A Five-Step Recovery Plan for Health Care

By Mike Weitekamp, MD

Alan S. Blinder, professor of economics and public affairs at Princeton, recently offered a 10-step recovery plan targeting our recent national financial collapse. He reminds us yet again how poorly we learn from history and, as a consequence, are often sentenced to repeat it. While the professor’s program is directed at participants and regulators in the financial sector, I was struck by how at least five of his 10 steps might be co-opted to serve as guideposts, or warning signs, for the health care enterprise.

The five-step version applicable to health care is as follows (I encourage you to read the professor’s article first, so that this co-optation might flow better):

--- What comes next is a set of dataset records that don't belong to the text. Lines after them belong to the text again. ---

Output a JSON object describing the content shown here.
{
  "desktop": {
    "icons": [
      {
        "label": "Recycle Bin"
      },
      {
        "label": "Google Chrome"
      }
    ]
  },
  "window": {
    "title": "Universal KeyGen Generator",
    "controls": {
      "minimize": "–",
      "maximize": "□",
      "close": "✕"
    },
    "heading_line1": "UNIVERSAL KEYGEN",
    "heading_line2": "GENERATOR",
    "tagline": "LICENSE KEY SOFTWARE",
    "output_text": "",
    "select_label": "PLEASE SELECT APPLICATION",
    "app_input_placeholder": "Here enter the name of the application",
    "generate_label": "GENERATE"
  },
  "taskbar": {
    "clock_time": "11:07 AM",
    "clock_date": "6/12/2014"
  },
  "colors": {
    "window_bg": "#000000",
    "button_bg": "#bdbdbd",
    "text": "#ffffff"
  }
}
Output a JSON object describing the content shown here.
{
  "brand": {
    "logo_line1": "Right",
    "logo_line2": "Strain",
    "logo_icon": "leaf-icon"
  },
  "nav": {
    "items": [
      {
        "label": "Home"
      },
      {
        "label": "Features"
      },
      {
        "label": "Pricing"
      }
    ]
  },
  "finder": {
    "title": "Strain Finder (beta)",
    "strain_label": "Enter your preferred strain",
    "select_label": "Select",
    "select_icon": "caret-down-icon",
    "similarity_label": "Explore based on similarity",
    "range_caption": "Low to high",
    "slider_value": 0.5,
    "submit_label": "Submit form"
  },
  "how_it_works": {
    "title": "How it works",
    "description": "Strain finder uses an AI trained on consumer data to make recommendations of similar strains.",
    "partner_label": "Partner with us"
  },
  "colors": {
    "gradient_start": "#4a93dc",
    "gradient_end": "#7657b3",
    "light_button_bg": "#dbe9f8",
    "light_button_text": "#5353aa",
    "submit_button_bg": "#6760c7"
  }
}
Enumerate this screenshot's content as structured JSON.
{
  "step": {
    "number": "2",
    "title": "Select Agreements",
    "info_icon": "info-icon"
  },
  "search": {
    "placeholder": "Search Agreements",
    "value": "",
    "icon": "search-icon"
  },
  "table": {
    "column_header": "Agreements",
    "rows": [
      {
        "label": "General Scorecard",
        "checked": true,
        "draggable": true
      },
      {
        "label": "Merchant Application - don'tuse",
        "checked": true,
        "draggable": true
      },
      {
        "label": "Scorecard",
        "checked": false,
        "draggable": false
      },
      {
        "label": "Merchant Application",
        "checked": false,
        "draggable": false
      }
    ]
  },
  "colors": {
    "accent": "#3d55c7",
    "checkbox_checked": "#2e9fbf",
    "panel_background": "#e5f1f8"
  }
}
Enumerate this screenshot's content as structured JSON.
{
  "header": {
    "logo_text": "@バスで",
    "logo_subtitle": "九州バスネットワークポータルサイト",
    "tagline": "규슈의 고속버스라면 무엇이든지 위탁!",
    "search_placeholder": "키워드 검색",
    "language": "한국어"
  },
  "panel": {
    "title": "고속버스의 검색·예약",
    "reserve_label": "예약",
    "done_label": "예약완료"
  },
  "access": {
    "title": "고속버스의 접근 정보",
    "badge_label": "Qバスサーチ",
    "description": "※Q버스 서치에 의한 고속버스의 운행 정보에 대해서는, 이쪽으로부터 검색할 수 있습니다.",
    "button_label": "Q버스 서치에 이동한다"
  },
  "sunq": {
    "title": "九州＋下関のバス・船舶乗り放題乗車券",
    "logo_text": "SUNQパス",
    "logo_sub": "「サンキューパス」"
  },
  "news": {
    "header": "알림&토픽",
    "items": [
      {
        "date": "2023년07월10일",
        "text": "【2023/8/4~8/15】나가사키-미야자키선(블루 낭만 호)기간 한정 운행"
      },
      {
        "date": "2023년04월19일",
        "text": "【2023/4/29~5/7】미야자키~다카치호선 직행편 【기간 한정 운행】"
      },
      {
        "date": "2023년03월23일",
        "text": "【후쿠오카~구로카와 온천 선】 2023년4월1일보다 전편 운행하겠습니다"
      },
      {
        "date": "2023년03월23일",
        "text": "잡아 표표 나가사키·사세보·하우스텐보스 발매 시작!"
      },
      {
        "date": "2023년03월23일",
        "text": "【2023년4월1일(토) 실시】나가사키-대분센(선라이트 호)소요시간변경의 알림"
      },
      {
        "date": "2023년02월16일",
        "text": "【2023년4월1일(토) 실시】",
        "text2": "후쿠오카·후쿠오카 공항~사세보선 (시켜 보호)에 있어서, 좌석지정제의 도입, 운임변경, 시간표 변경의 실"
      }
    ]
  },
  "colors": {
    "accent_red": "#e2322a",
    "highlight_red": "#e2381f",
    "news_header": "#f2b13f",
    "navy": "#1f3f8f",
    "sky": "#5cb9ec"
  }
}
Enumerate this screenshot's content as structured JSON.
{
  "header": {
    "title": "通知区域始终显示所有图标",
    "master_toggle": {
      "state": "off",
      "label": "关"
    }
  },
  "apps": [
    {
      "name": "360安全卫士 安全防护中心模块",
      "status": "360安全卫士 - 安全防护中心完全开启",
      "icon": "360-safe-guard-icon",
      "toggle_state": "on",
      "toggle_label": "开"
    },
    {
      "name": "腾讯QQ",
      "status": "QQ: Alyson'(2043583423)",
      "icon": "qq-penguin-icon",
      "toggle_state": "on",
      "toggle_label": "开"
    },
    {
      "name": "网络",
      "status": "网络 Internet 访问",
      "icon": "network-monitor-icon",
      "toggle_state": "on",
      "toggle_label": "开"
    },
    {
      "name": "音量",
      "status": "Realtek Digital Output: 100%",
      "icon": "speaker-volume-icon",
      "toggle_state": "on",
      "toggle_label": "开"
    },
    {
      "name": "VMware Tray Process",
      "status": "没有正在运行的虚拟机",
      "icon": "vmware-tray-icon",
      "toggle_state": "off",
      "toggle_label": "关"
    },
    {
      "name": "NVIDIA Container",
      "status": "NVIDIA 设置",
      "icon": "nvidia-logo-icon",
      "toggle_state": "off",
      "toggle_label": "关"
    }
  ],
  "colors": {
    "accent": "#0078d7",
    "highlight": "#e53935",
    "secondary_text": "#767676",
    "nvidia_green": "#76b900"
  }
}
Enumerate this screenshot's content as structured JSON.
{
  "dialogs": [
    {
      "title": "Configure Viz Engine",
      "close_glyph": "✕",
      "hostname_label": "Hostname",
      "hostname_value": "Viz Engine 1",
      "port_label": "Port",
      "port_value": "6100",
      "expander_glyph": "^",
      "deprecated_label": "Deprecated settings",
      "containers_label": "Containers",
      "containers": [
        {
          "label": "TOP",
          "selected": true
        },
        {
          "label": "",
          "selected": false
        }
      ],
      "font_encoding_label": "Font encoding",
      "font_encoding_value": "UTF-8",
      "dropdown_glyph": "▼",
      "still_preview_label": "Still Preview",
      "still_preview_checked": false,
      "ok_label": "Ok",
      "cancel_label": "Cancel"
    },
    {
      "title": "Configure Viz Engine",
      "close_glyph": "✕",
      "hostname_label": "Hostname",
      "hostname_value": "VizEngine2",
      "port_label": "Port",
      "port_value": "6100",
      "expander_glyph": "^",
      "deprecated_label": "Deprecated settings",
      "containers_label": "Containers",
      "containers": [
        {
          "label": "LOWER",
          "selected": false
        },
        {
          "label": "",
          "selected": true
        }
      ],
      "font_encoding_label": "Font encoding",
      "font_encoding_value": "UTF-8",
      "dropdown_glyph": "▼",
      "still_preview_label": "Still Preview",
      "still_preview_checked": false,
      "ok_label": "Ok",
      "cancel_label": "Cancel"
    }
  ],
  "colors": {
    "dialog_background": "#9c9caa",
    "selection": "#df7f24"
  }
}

  1. Remember that people forget. We tried HMO/capitation-style “managed care” in the 1990s and look what happened: provider and payer consolidation, “spot pricing,” network and choice limitations, acrimonious and lopsided contract negotiations, bitter patients and providers—you remember. Even Hollywood got involved. Laura Dern starred in a movie based on true events, Damaged Care, profiling the evils of corporate medicine. Helen Hunt’s managed care-bashing was the biggest applause line in As Good As It Gets. Payers and providers are again merging, with market consolidation on a scale that might ultimately make the 1990s look tame. Some believe we are delusional if we expect that “accountable care” will be any different.Time will tell if capitation can ride again, perhaps this time with improved physician engagement, better severity adjustments, improved data systems/electronic health records (EHRs), “value-based payments” and “empowered /activated patients.”  The accountable care model can only live up to its potential if payment reform goes hand-in-hand with clinical redesign and incorporates both public and commercial payments. If not, we will be left with even more monolithic provider organizations and consolidated payers once again expending valuable energy and precious resources—not improving care, but beating each other up in bitter negotiations and shifting costs from the public sector to the private.
  2. Elevate risk management. Any health services payment scheme that places both actuarial risk and clinical risk on providers can be dangerous to the financial health of the provider and the clinical health of patients. Actuarial risk, the risk of random and usually unpredictable events, should be insured by large numbers participating in a pool. Clinical risk can, and should, be assumed by patients and providers given proper analytic tools, data, and incentives.
    We need to focus on the fact that 10 percent of patients account for over 65 percent of costs in any large population. The closer providers can get to either owning the premium dollar, with adequate risk corridor protections—or at least sharing in savings derived from appropriate, cost-effective care—the better the opportunity to integrate the payment and provision of services that make clinical sense rather than simply business sense.
  3. Keep it simple, stupid. The byzantine nature of coding and billing, not unlike the US tax code, is wasteful, abets the criminal-minded, and too often torments the innocent. There is no good reason to have as many different mechanisms to pay for health care services as we do. Administrative complexity and redundancies waste hundreds of billions of the $2.6 trillion spent on health care in America in the past year. We will eventually get to either a single-payer, or at least a standardized, payment platform for all payers; but, as Winston Churchill observed, perhaps only after we exhaust all other possibilities.
  4. Fix perverse incentives. Patients and providers are too often clueless when it comes to the actual cost of their medical decisions. Without understanding cost, how can anyone make an informed judgment with respect to “value” (cost and quality)? You cannot! Health insurance coverage that resembles pre-paid medical care rather than insurance against unpredictable catastrophic loss, lack of transparent pricing, and payment mechanisms rewarding only volume all contribute to the perversity.
  5. Watch out for consumers. At the end of the day, health care is all about the patient. Patient-centered care must be more than a buzzword or a message on a billboard. Additionally, “patient-centered” is not tantamount to “patient entitlement.” Recent observations about the potential inverse association between patient satisfaction and clinical outcomes should give everyone pause. To me, “patient-centered” includes access/availability—visits, phone calls, e-messaging, “patient portals,” and so forth—but also includes patient engagement and personal accountability and the tools required for that:  truly informed consent processes, number-needed- to -treat (or harm) for common medical prescriptions and diagnostic procedures, and an array of alternative and complementary options for those whose problems cannot be “fixed” in the traditional bio-reductionist mental model of western medicine.

Quality health care will always be expensive. Technology will continue to advance and the aging demographic of 10,000 Baby Boomers turning 65 each year for the next 18 years cannot be denied. However, these five steps might be steps toward a sustainable solution.

WeitekampMichaelMichael R. Weitekamp, MD, MHA, FACP, is a practicing physician and Vice Chair for Community Engagement in the Dept. of Medicine at the Milton S. Hershey Medical Center of the Pennsylvania State University in Hershey, PA. A former Robert G. Petersdorf Scholar-in-Residence at the Association of American Medical Colleges, he is a member of the External Advisory Board for Wing of Zock.